04. DISINTERESTED now means UNINTERESTED, more often than not. In these corrupt and truth-disparaging times, we need a word that clearly means what careful speakers and writers meant when they wrote DISINTERESTED. (An entry for a 1992 Legal Writing coursepack and several emails will be turned into a post.)


July 12, 2013 (Except that I didn't post it then. I revised it on 2/20/18 and posted it, but then started another revision and left it in limbo. Today, 3/1/18 I'll post it again.)

Welcome to WORDS WELL USED, my blog for comments on writing errors in the books I read.

I'll complain whenever the author or the author's copy editor were not as careful as ne ought to have been.  I'll praise in the rare instances when the copy editor's work is flawless, or, as I believe may happen even more often, when the author holds nerself to such a high standard that, before submitting the manuscript for publication, ne catches what I would have caught, had ne asked me to read it.

I've decided the first post should be one of praise.  See Binocular Vision. (Well, maybe later, because on 2/20/18 I started the Extinction Series.)

I read with my ears. That is, I hear the words as I read them. This may explain why I notice when a writer uses a word that is not quite right.  Often these errors arise from either (1) the wordly wise problem, or (2) the bad habit of not using _____. (That is, leaving a blank space instead of a word you know is wrong:  if you include a word, you'll forget to fix it but if you include a _____, you won't think you're done until you put in the right word -- at least in theory)..

I call such things stoppers.  Other stoppers are ordinary typographical errors, awkward phrasing, inconsistent parallels, etc.

I am also a stickler for facts. Things that strike me as possibly untrue grab my attention and will make their way onto this blog.  As a lawyer, particularly at Fish & Neave (now in 2013 part of Ropes & Gray), I learned from such excellent writers as Eric C. Woglom, David J. Lee, Kenneth B. Herman, Robert C. Morgan and Jesse J. Jenner, that you NEVER write something you are not 100% sure of.  The credibility of counsel can affect a judge's decisions even more than that of the witnesses.  Worse (for the non-credible), it can do so in the early stages, when the roles of bad guy and good guy have not yet been assigned in the judge's mind.  Even writers of fiction need to worry about their credibility, with this judgmental reader if not the general public or History (capital H).  But I think History will share my views.

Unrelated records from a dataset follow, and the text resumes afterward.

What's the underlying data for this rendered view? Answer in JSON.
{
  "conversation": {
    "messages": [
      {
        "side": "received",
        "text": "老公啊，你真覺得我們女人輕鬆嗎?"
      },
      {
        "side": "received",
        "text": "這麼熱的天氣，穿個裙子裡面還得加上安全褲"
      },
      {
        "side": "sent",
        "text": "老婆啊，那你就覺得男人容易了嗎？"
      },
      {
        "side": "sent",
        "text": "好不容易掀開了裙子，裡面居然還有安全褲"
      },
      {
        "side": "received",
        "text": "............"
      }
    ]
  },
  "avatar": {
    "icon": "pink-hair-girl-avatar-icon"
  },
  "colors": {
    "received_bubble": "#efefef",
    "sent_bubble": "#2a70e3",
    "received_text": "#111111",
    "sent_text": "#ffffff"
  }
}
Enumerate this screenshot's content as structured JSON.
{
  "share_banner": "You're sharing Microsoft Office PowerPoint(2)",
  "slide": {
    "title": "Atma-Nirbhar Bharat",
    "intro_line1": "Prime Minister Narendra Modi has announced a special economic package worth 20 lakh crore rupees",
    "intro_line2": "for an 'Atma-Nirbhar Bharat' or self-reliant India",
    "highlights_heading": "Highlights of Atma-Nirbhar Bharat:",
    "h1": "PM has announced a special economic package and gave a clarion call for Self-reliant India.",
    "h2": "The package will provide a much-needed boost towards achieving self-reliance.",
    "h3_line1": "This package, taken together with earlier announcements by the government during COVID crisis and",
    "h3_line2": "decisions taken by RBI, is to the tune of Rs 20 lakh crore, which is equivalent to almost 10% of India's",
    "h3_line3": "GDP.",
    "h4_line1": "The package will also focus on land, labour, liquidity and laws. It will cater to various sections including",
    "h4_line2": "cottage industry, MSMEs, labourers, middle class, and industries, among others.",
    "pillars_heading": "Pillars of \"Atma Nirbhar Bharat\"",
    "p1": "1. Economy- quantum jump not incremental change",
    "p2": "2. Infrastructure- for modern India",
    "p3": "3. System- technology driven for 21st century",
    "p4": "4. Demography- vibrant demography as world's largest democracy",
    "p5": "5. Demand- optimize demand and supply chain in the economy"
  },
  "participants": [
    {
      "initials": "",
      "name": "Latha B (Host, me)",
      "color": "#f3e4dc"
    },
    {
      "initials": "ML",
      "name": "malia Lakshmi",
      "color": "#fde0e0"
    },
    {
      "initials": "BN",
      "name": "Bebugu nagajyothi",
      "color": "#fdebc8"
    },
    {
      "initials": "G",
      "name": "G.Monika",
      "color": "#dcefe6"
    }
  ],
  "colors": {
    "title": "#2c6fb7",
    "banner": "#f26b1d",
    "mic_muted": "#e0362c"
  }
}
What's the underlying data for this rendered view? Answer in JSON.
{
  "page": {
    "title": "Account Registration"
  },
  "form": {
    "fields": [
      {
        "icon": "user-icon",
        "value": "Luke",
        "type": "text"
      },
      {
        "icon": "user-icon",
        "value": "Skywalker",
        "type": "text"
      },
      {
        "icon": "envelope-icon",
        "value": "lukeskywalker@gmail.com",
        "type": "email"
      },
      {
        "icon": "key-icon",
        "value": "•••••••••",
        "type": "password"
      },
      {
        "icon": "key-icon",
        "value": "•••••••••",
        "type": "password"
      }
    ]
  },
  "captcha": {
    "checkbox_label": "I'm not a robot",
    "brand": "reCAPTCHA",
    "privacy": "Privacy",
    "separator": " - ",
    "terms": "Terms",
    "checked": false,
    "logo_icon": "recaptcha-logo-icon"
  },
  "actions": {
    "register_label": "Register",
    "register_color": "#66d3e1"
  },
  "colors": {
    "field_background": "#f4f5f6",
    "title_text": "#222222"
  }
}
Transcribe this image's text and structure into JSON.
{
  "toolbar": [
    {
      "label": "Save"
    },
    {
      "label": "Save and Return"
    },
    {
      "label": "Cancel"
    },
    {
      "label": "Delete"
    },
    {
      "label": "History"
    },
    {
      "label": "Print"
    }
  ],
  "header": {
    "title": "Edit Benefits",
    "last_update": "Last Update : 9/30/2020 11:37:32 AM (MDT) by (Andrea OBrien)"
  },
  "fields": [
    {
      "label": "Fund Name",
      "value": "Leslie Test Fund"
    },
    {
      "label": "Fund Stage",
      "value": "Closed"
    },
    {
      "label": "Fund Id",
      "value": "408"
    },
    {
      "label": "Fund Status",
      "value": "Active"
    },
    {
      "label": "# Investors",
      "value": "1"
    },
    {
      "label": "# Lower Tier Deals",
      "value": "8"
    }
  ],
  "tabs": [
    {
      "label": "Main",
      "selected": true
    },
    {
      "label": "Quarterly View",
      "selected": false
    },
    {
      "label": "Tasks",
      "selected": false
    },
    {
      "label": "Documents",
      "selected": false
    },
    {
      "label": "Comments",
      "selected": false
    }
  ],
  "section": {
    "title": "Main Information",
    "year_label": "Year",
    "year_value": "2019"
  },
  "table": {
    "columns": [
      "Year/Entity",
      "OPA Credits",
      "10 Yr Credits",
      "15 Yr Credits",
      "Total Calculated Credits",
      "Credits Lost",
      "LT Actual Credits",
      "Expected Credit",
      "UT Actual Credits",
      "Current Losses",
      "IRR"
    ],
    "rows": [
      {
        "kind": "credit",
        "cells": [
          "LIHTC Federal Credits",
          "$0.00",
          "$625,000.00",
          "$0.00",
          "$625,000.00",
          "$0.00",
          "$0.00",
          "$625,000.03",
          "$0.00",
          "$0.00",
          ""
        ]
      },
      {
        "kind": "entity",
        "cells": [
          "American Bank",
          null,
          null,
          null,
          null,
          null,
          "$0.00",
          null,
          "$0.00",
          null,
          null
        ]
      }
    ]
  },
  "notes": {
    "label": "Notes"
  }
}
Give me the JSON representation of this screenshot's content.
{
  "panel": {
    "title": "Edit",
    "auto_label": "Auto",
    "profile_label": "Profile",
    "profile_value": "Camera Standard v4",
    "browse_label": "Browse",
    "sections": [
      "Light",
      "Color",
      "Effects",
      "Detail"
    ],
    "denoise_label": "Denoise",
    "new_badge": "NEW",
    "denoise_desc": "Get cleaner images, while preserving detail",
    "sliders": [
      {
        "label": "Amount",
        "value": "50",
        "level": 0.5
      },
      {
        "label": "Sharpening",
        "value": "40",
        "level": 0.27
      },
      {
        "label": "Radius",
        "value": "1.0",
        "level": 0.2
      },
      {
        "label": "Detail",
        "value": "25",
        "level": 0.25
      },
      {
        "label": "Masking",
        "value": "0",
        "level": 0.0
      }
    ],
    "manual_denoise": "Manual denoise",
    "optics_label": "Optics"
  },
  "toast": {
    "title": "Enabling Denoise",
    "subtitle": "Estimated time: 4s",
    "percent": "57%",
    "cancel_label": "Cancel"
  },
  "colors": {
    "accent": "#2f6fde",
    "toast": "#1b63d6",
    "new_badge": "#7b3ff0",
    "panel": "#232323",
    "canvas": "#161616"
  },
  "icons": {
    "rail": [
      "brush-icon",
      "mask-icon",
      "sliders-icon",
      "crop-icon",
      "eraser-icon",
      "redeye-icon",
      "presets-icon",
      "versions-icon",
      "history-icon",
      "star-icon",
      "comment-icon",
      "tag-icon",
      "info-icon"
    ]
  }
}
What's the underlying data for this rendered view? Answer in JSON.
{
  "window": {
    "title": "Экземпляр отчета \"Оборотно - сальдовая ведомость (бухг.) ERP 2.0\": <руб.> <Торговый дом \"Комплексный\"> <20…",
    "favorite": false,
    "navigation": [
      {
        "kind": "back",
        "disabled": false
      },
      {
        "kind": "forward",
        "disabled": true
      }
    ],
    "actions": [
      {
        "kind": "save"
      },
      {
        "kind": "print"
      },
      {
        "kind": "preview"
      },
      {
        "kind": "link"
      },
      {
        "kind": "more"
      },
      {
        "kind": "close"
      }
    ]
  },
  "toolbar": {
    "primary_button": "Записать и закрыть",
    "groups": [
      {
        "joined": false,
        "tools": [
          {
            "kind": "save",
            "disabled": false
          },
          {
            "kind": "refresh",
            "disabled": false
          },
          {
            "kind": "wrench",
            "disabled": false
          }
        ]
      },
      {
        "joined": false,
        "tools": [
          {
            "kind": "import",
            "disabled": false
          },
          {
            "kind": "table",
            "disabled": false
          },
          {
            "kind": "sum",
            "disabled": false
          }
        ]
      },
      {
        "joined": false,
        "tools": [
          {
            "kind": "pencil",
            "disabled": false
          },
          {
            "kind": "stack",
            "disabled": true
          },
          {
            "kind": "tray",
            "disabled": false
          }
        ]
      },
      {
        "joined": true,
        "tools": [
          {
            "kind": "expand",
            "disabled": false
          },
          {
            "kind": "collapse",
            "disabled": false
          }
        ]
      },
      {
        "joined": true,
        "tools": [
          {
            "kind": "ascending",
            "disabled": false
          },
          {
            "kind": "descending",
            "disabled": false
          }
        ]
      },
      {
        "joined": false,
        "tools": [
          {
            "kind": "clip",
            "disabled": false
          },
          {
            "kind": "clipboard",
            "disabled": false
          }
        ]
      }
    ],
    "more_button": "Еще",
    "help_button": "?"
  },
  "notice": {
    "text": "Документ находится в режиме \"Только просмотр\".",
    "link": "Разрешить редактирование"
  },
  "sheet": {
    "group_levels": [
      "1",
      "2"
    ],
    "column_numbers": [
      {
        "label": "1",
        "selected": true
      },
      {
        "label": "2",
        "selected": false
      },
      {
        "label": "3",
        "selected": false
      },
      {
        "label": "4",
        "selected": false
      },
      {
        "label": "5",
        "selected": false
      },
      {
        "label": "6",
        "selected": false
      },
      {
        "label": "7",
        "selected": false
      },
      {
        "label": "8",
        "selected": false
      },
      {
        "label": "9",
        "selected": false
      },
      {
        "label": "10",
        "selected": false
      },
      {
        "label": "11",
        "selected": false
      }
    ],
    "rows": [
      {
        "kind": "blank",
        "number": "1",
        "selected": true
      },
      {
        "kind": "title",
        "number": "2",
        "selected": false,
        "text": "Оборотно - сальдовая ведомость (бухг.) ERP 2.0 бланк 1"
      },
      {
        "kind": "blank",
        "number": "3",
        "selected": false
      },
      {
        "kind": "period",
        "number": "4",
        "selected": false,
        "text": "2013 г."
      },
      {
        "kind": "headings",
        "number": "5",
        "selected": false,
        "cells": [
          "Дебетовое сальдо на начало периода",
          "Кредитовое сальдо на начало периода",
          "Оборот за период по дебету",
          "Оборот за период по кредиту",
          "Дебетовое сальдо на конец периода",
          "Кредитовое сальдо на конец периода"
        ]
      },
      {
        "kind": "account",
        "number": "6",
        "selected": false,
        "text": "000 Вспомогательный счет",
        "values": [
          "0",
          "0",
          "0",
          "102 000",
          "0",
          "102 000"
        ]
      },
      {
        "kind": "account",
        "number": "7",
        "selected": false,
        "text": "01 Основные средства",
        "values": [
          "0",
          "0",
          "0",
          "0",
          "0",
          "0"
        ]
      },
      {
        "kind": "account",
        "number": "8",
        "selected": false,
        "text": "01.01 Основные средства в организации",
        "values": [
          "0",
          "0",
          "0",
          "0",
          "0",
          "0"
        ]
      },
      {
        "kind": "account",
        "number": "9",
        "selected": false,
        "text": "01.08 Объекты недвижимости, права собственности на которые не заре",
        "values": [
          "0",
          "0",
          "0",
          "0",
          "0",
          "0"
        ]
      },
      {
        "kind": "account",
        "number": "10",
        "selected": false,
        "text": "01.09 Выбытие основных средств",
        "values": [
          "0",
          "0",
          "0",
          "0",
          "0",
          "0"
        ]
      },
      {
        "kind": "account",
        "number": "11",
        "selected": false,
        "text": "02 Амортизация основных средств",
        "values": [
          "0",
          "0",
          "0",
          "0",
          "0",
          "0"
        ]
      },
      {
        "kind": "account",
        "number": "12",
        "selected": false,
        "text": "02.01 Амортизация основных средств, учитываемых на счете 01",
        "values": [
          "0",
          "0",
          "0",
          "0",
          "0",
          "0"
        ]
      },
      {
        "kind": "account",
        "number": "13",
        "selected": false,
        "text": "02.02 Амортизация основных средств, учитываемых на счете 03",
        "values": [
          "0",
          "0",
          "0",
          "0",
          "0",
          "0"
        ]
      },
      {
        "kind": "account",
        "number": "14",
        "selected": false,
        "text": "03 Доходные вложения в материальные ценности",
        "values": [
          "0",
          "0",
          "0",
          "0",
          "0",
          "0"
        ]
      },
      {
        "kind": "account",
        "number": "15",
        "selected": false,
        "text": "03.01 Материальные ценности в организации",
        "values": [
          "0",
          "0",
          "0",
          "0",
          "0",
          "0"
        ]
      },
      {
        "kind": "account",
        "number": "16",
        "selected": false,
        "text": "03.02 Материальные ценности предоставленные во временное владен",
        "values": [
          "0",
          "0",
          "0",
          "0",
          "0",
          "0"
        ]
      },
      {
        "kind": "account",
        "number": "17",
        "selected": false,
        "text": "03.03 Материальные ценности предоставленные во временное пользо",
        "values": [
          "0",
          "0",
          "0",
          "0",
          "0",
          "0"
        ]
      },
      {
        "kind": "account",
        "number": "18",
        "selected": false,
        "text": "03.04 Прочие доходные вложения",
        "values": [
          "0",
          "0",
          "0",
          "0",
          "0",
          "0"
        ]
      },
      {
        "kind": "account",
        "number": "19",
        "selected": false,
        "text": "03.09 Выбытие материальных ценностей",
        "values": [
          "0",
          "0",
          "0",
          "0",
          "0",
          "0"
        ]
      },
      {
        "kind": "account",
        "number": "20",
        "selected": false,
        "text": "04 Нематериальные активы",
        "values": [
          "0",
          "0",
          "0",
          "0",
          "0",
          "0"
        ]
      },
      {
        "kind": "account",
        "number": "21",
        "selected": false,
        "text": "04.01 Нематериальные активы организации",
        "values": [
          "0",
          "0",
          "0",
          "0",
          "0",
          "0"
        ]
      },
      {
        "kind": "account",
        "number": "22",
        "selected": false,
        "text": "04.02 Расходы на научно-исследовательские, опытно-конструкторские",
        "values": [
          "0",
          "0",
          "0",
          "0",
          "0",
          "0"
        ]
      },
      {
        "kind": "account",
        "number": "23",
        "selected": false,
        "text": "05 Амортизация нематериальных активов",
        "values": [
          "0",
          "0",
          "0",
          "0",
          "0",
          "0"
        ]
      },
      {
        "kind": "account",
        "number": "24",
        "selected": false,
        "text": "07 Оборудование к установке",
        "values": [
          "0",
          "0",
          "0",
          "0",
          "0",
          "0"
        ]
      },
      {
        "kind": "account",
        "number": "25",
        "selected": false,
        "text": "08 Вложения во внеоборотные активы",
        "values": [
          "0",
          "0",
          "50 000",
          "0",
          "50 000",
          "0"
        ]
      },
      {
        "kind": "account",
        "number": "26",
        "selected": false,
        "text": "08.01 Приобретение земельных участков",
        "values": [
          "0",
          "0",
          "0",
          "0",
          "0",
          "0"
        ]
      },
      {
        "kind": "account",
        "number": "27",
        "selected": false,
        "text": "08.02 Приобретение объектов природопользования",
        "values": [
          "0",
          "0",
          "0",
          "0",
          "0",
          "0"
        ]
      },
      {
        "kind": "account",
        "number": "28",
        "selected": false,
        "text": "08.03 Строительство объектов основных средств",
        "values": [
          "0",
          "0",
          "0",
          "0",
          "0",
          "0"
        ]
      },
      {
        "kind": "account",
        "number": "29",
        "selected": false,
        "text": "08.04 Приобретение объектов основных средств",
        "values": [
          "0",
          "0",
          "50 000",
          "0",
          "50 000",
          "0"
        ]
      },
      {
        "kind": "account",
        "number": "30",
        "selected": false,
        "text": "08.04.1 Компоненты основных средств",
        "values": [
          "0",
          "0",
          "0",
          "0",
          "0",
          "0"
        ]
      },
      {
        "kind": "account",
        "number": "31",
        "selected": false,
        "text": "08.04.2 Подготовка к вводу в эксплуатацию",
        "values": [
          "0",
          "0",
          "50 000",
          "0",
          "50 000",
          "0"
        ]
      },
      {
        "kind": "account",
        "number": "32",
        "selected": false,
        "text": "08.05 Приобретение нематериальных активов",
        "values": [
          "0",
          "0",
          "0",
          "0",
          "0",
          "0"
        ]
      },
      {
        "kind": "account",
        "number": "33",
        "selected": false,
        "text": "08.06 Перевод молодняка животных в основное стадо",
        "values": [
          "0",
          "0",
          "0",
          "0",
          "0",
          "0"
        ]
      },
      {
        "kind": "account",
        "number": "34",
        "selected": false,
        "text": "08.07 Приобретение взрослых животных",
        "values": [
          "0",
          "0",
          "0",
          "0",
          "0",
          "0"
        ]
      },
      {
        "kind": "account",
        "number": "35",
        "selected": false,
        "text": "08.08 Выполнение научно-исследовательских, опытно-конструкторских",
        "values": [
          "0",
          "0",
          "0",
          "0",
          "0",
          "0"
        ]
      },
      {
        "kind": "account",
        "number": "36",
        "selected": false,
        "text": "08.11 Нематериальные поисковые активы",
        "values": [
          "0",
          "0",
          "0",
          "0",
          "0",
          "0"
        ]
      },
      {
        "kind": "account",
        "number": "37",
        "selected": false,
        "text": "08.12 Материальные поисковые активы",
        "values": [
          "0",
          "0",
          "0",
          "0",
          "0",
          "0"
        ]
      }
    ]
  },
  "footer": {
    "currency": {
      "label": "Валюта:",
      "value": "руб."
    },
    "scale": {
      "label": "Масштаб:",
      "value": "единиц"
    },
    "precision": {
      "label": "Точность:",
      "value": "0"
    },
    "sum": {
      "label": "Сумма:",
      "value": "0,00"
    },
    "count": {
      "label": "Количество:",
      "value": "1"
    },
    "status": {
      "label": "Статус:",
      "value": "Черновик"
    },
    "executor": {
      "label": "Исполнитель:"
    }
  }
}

Draft begun 10/12/2012, rev 11/16/12,
rev and intended to post 7/12/13,
posted then further rev begun 2/20/18,
rev and posted 3/1/18